**EXERCISE PROMPT:** Pictures aside, print all of the data below exactly as written.

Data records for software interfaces

Start of Block

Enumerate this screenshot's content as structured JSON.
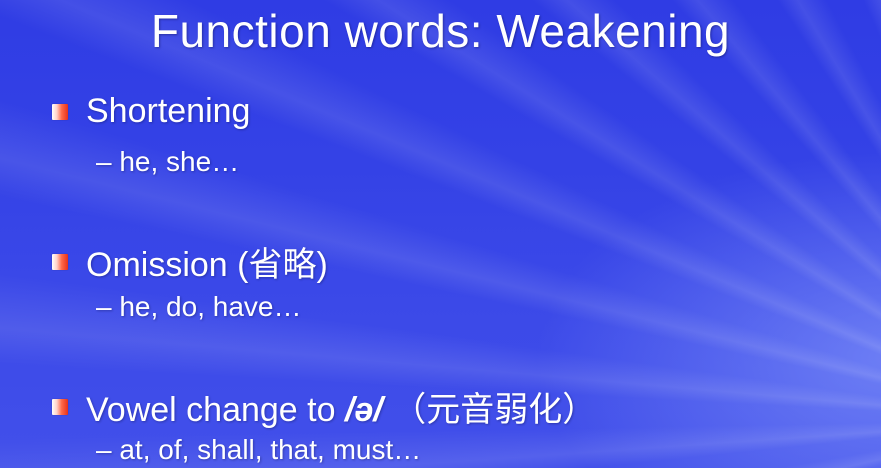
{
  "slide": {
    "title": "Function words: Weakening",
    "bullets": [
      {
        "label": "Shortening",
        "sub": "– he, she…"
      },
      {
        "label": "Omission (省略)",
        "sub": "– he, do, have…"
      },
      {
        "label_prefix": "Vowel change to ",
        "label_ipa": "/ə/",
        "label_suffix": " （元音弱化）",
        "sub": "– at, of, shall, that, must…"
      }
    ]
  }
}
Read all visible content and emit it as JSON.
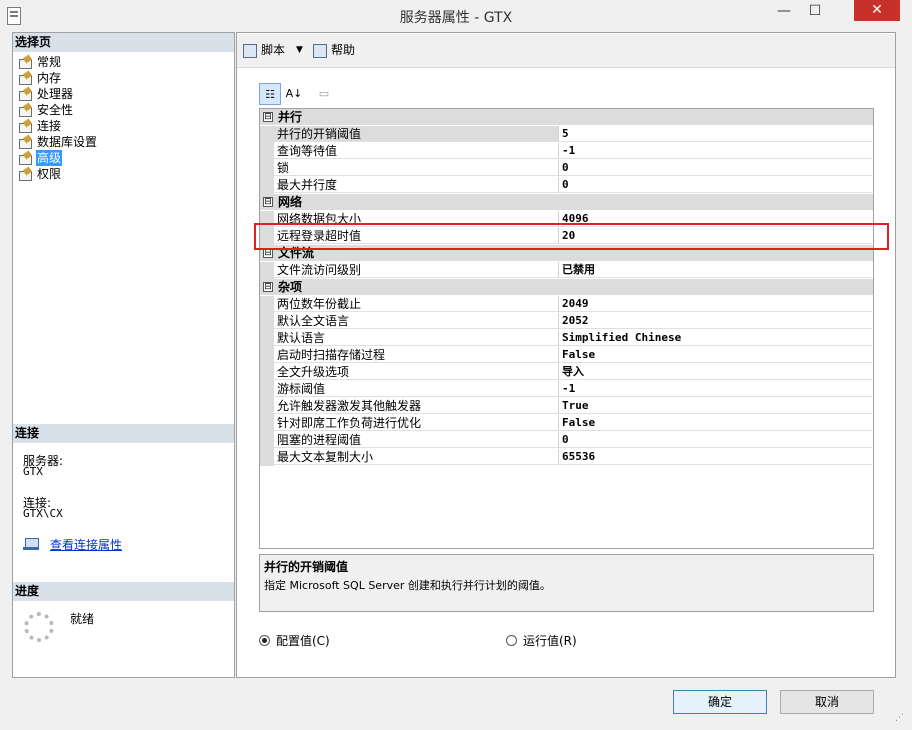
{
  "window": {
    "title": "服务器属性 - GTX",
    "minimize_label": "—",
    "maximize_label": "☐",
    "close_label": "✕"
  },
  "left": {
    "select_page_header": "选择页",
    "pages": [
      {
        "label": "常规"
      },
      {
        "label": "内存"
      },
      {
        "label": "处理器"
      },
      {
        "label": "安全性"
      },
      {
        "label": "连接"
      },
      {
        "label": "数据库设置"
      },
      {
        "label": "高级",
        "selected": true
      },
      {
        "label": "权限"
      }
    ],
    "connection_header": "连接",
    "server_label": "服务器:",
    "server_value": "GTX",
    "connection_label": "连接:",
    "connection_value": "GTX\\CX",
    "view_props_link": "查看连接属性",
    "progress_header": "进度",
    "progress_status": "就绪"
  },
  "toolbar": {
    "script_label": "脚本",
    "help_label": "帮助",
    "dropdown_glyph": "▼"
  },
  "grid_toolbar": {
    "categorized_glyph": "☷",
    "alpha_glyph": "A↓",
    "pages_glyph": "▭"
  },
  "grid": {
    "categories": [
      {
        "name": "并行",
        "toggle": "⊟",
        "rows": [
          {
            "name": "并行的开销阈值",
            "value": "5"
          },
          {
            "name": "查询等待值",
            "value": "-1"
          },
          {
            "name": "锁",
            "value": "0"
          },
          {
            "name": "最大并行度",
            "value": "0"
          }
        ]
      },
      {
        "name": "网络",
        "toggle": "⊟",
        "rows": [
          {
            "name": "网络数据包大小",
            "value": "4096"
          },
          {
            "name": "远程登录超时值",
            "value": "20"
          }
        ]
      },
      {
        "name": "文件流",
        "toggle": "⊟",
        "rows": [
          {
            "name": "文件流访问级别",
            "value": "已禁用"
          }
        ]
      },
      {
        "name": "杂项",
        "toggle": "⊟",
        "rows": [
          {
            "name": "两位数年份截止",
            "value": "2049"
          },
          {
            "name": "默认全文语言",
            "value": "2052"
          },
          {
            "name": "默认语言",
            "value": "Simplified Chinese"
          },
          {
            "name": "启动时扫描存储过程",
            "value": "False"
          },
          {
            "name": "全文升级选项",
            "value": "导入"
          },
          {
            "name": "游标阈值",
            "value": "-1"
          },
          {
            "name": "允许触发器激发其他触发器",
            "value": "True"
          },
          {
            "name": "针对即席工作负荷进行优化",
            "value": "False"
          },
          {
            "name": "阻塞的进程阈值",
            "value": "0"
          },
          {
            "name": "最大文本复制大小",
            "value": "65536"
          }
        ]
      }
    ]
  },
  "description": {
    "title": "并行的开销阈值",
    "text": "指定 Microsoft SQL Server 创建和执行并行计划的阈值。"
  },
  "radios": {
    "configured_label": "配置值(C)",
    "running_label": "运行值(R)",
    "selected": "configured"
  },
  "buttons": {
    "ok_label": "确定",
    "cancel_label": "取消"
  },
  "colors": {
    "highlight_border": "#e0201c",
    "selection": "#3399ff",
    "close_button": "#c7312a"
  }
}
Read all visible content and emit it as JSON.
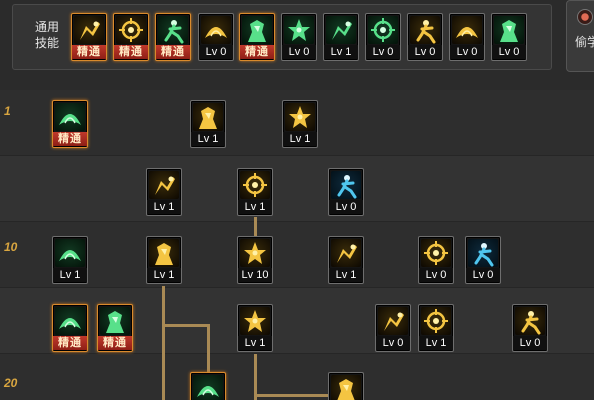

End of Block

**EXERCISE SOLUTION:**
Enumerate this screenshot's content as structured JSON.
{
  "slide": {
    "title": "Function words: Weakening",
    "bullets": [
      {
        "label": "Shortening",
        "sub": "– he, she…"
      },
      {
        "label": "Omission (省略)",
        "sub": "– he, do, have…"
      },
      {
        "label_prefix": "Vowel change to ",
        "label_ipa": "/ə/",
        "label_suffix": " （元音弱化）",
        "sub": "– at, of, shall, that, must…"
      }
    ]
  }
}
Read all visible content and emit it as JSON.
{
  "window": {
    "title": "服务器属性 - GTX",
    "minimize_label": "—",
    "maximize_label": "☐",
    "close_label": "✕"
  },
  "left": {
    "select_page_header": "选择页",
    "pages": [
      {
        "label": "常规"
      },
      {
        "label": "内存"
      },
      {
        "label": "处理器"
      },
      {
        "label": "安全性"
      },
      {
        "label": "连接"
      },
      {
        "label": "数据库设置"
      },
      {
        "label": "高级",
        "selected": true
      },
      {
        "label": "权限"
      }
    ],
    "connection_header": "连接",
    "server_label": "服务器:",
    "server_value": "GTX",
    "connection_label": "连接:",
    "connection_value": "GTX\\CX",
    "view_props_link": "查看连接属性",
    "progress_header": "进度",
    "progress_status": "就绪"
  },
  "toolbar": {
    "script_label": "脚本",
    "help_label": "帮助",
    "dropdown_glyph": "▼"
  },
  "grid_toolbar": {
    "categorized_glyph": "☷",
    "alpha_glyph": "A↓",
    "pages_glyph": "▭"
  },
  "grid": {
    "categories": [
      {
        "name": "并行",
        "toggle": "⊟",
        "rows": [
          {
            "name": "并行的开销阈值",
            "value": "5"
          },
          {
            "name": "查询等待值",
            "value": "-1"
          },
          {
            "name": "锁",
            "value": "0"
          },
          {
            "name": "最大并行度",
            "value": "0"
          }
        ]
      },
      {
        "name": "网络",
        "toggle": "⊟",
        "rows": [
          {
            "name": "网络数据包大小",
            "value": "4096"
          },
          {
            "name": "远程登录超时值",
            "value": "20"
          }
        ]
      },
      {
        "name": "文件流",
        "toggle": "⊟",
        "rows": [
          {
            "name": "文件流访问级别",
            "value": "已禁用"
          }
        ]
      },
      {
        "name": "杂项",
        "toggle": "⊟",
        "rows": [
          {
            "name": "两位数年份截止",
            "value": "2049"
          },
          {
            "name": "默认全文语言",
            "value": "2052"
          },
          {
            "name": "默认语言",
            "value": "Simplified Chinese"
          },
          {
            "name": "启动时扫描存储过程",
            "value": "False"
          },
          {
            "name": "全文升级选项",
            "value": "导入"
          },
          {
            "name": "游标阈值",
            "value": "-1"
          },
          {
            "name": "允许触发器激发其他触发器",
            "value": "True"
          },
          {
            "name": "针对即席工作负荷进行优化",
            "value": "False"
          },
          {
            "name": "阻塞的进程阈值",
            "value": "0"
          },
          {
            "name": "最大文本复制大小",
            "value": "65536"
          }
        ]
      }
    ]
  },
  "description": {
    "title": "并行的开销阈值",
    "text": "指定 Microsoft SQL Server 创建和执行并行计划的阈值。"
  },
  "radios": {
    "configured_label": "配置值(C)",
    "running_label": "运行值(R)",
    "selected": "configured"
  },
  "buttons": {
    "ok_label": "确定",
    "cancel_label": "取消"
  },
  "colors": {
    "highlight_border": "#e0201c",
    "selection": "#3399ff",
    "close_button": "#c7312a"
  }
}
Read all visible content and emit it as JSON.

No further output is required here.